I wanted to write a bit about my beer rating system, as I’ve now been using it for a while without any explanation, and it’s not necessarily obvious to anyone else what the different numbers mean.
The system is not very different from the “official” Camra rating system, but in case you’re not familiar with that one either, here’s a full description of how my system works.
Rated 1-5. The ratings go from 1 to 5. I don’t give any half marks. If a beer seems to be “on the border” between two scores, I’ll just have to make that more of an effort to decide which one it really belongs to.
1 – This score is reserved for undrinkable beers. I’ve not given this more than once or twice so far, and it’s normally a case of a poor beer in a poor condition.
2 – Two is a score for beers I don’t like, but I can finish them. They are beers that I would gladly never drink again. It might happen, though, that I’ve given a beer 2, and then come across it at a later date where it fares better, simply because it’s been cared for better.
3 – Three is by far the most common score. This is probably also the widest. It covers beers that I like, but that don’t blow my socks off. Some might just be nice, inoffensive beers. Maybe a cold, crisp lager on a warm day by the sea. Others might be interesting beers with lots of flavour and ambition, but don’t quite work well enough to make a 4.
4 – On a good day you might have a couple of fours. Especially at a beer festival or an excellent pub where the beers have been expertly cared for, and served in pristine condition.

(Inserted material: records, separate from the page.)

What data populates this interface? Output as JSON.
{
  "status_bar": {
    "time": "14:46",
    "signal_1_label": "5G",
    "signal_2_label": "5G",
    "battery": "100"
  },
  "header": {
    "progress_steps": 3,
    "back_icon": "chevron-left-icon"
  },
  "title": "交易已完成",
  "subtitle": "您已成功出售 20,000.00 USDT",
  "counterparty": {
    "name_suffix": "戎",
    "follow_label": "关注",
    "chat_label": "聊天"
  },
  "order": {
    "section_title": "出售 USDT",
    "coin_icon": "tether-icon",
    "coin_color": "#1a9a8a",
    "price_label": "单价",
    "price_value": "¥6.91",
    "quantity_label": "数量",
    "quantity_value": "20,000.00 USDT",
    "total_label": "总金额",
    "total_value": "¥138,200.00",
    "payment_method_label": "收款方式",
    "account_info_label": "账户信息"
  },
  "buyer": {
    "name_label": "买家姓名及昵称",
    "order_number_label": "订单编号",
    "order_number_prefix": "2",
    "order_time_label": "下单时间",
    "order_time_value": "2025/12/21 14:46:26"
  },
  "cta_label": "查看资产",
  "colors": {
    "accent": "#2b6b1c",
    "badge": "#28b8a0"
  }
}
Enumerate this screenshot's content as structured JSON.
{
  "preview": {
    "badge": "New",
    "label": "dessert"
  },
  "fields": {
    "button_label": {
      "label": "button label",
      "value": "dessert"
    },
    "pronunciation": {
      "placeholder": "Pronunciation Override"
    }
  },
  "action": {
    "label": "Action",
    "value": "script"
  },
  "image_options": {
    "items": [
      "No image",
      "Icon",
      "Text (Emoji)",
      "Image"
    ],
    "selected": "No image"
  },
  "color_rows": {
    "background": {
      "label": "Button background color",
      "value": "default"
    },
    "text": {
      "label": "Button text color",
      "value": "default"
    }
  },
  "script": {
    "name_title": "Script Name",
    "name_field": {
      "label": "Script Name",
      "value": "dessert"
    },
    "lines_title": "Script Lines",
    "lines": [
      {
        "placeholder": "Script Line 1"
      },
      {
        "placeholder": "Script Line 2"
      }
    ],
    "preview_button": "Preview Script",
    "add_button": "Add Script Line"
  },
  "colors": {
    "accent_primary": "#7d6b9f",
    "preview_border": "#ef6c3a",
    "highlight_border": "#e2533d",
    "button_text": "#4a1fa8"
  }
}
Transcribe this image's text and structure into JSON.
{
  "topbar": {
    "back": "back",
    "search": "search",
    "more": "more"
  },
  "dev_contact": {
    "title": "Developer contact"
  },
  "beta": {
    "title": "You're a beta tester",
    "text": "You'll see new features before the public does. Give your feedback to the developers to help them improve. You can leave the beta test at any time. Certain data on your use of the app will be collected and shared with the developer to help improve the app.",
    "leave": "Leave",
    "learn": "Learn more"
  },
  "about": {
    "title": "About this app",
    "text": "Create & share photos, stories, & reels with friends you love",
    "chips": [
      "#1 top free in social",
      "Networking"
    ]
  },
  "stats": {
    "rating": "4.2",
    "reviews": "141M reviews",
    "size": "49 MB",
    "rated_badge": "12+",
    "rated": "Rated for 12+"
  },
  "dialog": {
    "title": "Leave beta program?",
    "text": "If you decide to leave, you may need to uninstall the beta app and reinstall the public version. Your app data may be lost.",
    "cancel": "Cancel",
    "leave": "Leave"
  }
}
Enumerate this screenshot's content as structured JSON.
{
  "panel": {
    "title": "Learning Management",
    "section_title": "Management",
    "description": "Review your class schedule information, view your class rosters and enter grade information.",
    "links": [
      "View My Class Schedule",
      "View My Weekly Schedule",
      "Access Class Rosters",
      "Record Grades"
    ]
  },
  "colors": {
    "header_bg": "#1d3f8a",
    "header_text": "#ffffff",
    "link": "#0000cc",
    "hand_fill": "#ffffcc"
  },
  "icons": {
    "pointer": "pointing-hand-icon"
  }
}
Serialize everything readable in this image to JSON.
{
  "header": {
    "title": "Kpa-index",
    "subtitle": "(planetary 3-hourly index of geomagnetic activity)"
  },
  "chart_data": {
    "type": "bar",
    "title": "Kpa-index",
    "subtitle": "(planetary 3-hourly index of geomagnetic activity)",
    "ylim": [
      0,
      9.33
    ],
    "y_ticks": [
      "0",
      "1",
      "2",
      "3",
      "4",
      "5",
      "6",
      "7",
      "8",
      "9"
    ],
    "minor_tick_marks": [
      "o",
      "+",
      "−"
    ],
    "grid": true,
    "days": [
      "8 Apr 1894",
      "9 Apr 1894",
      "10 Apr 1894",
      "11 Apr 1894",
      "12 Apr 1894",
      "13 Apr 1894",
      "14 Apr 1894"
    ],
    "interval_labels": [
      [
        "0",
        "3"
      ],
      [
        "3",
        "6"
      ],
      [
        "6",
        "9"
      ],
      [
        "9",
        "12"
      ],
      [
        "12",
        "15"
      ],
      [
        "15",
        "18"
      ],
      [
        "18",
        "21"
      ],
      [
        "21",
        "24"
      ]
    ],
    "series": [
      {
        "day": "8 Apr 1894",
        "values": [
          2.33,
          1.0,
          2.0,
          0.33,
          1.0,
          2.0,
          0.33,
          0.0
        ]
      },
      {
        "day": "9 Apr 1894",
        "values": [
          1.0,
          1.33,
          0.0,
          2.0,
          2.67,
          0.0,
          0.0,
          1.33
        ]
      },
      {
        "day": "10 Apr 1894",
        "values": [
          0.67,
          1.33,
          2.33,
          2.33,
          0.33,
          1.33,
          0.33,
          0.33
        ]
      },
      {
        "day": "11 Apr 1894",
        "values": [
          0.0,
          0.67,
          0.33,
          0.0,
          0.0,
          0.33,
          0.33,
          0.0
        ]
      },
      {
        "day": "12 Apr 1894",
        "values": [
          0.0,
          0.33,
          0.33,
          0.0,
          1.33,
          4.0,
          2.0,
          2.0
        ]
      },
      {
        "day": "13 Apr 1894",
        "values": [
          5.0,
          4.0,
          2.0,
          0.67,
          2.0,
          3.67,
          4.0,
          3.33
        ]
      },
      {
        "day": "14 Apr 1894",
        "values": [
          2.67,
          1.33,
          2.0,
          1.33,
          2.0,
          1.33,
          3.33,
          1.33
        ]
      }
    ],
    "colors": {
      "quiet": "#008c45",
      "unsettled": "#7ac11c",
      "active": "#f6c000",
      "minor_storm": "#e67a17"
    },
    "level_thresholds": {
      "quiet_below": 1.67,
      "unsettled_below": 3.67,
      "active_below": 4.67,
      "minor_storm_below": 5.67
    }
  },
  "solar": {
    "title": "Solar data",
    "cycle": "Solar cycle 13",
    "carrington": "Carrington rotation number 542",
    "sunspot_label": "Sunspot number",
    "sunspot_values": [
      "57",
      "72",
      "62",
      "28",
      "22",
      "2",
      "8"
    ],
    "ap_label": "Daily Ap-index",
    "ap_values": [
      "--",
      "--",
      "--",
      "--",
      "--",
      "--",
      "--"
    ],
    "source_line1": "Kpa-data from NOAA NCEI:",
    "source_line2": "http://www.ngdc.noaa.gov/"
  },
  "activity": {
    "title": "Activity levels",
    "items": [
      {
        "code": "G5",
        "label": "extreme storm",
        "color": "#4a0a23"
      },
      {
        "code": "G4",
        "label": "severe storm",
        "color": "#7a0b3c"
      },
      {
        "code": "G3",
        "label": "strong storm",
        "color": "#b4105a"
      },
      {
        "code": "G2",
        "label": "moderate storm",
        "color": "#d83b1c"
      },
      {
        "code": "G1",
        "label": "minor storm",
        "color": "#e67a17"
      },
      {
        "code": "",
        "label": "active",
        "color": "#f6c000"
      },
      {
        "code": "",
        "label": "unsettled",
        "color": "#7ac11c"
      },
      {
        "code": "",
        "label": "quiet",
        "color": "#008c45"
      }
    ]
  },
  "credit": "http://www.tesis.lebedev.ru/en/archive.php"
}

5 – Fives are rare. They should be. If they weren’t the system wouldn’t be very useful, as it wouldn’t be able to single out those beers that go the extra mile, past decent, through lovely and all the way to amazing.